A foam balance pad is an excellent tool to have at home to challenge your balance and also use as a cushion for kneeling or other activities. To learn more about a home foam balance pad, check out the link below.
The Best Therapy Foam Balance Pad
These are just a few examples of balance exercises that can be done to strengthen the ankle. Many other activities can be done to challenge your balance, but this is plenty to get you started on improving your balance.
For related topics, check out the blog articles listed below.
- The Best Bosu Ball Exercises for Stronger Legs and Better Balance
- The Best Geriatric Exercises to Improve Balance
The third type of ankle strengthening exercise is proprioception exercise. These exercises challenge your balance and help to improve proprioception or your ability to adjust your movement in space.
Several different balance exercises can be done to strengthen the ankle. Here are a few examples:
- Single-Leg Balance with Head Turns: Stand on one leg with your arms at your sides. Slowly turn your head side to side while holding this position for 30 seconds, and then switch legs.
- Eyes Closed Heel-Toe Raise: Stand on one leg with your arms at your sides. Raise your heel off the ground, and then raise your toe to stand on your heels. Hold this position for 30 seconds and then switch legs.
- BOSU Ball ankle rolls: Place a BOSU ball on the ground and stand on it with both feet. Slowly roll the BOSU ball in different directions with your feet.
- Single-leg balance on a foam pad with reaching in multiple directions in a slow and controlled manner without losing your balance. Try this with your eyes open and with your eyes closed.
Plyometric Ankle Exercises
The fourth and final type of ankle strengthening exercise are a plyometric exercise. These exercises involve explosive movements and help to improve power and athletic performance.
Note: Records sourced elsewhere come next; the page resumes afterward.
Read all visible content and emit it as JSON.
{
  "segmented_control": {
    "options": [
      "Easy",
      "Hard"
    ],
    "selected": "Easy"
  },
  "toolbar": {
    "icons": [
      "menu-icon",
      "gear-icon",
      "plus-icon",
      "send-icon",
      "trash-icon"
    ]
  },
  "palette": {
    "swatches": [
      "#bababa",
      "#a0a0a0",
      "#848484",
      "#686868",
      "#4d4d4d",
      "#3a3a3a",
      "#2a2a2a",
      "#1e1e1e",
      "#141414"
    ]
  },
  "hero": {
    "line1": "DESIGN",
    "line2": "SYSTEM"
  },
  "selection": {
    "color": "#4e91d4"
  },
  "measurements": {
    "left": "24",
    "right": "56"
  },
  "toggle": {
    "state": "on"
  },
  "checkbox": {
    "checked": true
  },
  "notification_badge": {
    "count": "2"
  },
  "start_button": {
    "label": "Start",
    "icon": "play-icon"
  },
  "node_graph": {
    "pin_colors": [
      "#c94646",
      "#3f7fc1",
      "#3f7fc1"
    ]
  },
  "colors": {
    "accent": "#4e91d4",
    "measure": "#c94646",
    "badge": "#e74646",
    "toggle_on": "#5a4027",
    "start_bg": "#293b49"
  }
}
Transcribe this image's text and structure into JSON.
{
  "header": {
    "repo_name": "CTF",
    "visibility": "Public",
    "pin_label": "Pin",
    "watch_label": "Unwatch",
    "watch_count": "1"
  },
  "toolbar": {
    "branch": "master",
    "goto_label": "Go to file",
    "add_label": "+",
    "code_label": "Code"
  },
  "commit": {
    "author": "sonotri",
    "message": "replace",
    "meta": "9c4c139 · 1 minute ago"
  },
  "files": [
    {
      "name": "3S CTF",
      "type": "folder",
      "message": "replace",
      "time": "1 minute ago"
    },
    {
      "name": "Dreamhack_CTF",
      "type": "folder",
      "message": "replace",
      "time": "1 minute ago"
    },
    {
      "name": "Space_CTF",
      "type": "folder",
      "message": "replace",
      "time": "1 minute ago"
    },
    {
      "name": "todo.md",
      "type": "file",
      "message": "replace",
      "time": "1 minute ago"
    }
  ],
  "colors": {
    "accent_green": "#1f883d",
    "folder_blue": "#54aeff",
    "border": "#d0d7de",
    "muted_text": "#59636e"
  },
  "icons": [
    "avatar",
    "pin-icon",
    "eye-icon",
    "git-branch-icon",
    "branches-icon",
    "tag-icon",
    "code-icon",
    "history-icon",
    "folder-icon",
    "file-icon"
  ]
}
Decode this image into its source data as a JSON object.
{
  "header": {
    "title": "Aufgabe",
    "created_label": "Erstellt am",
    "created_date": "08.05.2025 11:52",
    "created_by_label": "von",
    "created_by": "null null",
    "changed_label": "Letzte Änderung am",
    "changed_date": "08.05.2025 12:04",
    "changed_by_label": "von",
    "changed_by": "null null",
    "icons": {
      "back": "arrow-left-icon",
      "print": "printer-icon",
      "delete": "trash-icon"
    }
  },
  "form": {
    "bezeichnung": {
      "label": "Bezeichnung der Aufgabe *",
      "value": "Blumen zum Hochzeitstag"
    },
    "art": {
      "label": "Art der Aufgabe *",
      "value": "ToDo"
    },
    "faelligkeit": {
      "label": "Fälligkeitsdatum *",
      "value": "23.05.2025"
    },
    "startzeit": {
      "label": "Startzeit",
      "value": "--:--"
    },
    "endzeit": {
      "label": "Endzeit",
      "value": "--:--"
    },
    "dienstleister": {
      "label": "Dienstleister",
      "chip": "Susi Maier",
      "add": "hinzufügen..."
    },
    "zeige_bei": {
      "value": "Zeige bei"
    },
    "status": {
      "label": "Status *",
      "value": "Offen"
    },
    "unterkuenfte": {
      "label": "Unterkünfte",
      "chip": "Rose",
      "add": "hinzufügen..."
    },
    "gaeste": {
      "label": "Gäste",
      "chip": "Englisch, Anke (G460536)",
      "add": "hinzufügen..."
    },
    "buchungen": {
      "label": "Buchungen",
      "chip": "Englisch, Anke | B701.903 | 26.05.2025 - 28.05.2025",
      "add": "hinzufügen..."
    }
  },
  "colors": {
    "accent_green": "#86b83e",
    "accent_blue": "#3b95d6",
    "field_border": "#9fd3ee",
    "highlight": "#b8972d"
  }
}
There are a number of different plyometric exercises that can be done to strengthen the ankle. Here are a few examples:
- Ankle Hops: Stand on one leg with your knee slightly bent. Bend your ankle and rapidly extend it, propelling yourself into the air. Land softly on the balls of your feet and then repeat the movement.
- Figure 8 Hops: Place 2 cones 8-10 feet apart and stand on one leg with your knee slightly bent. Hop in a figure-eight pattern around the cones as fast as your can in 30 seconds. Repeat this movement for 30 seconds on the other leg.
- Side-to-Side Hops: Stand on one leg with your arms at your sides. Hop from side to side, landing softly on the balls of your feet each time. Repeat this movement for 30 seconds on each leg.
- Box Jumps: Stand in front of a box or platform about 12 inches tall. Bend your knees and then jump onto the box, landing with both feet on the top of the box. Step off the box and then repeat the movement.
As you can see, several different ankle strengthening exercises can be done to improve ankle strength, balance, and proprioception. These exercises can be performed by anyone, regardless of their fitness level. So, if you are looking to improve your ankle strength, be sure to give these exercises a try.
Do you have any favorite ankle strengthening exercises? Let us know in the comments below.
Disclaimer: The information provided in this post is for educational purposes only. This is not a substitute for a medical appointment. Please refer to your physician before starting any exercise program.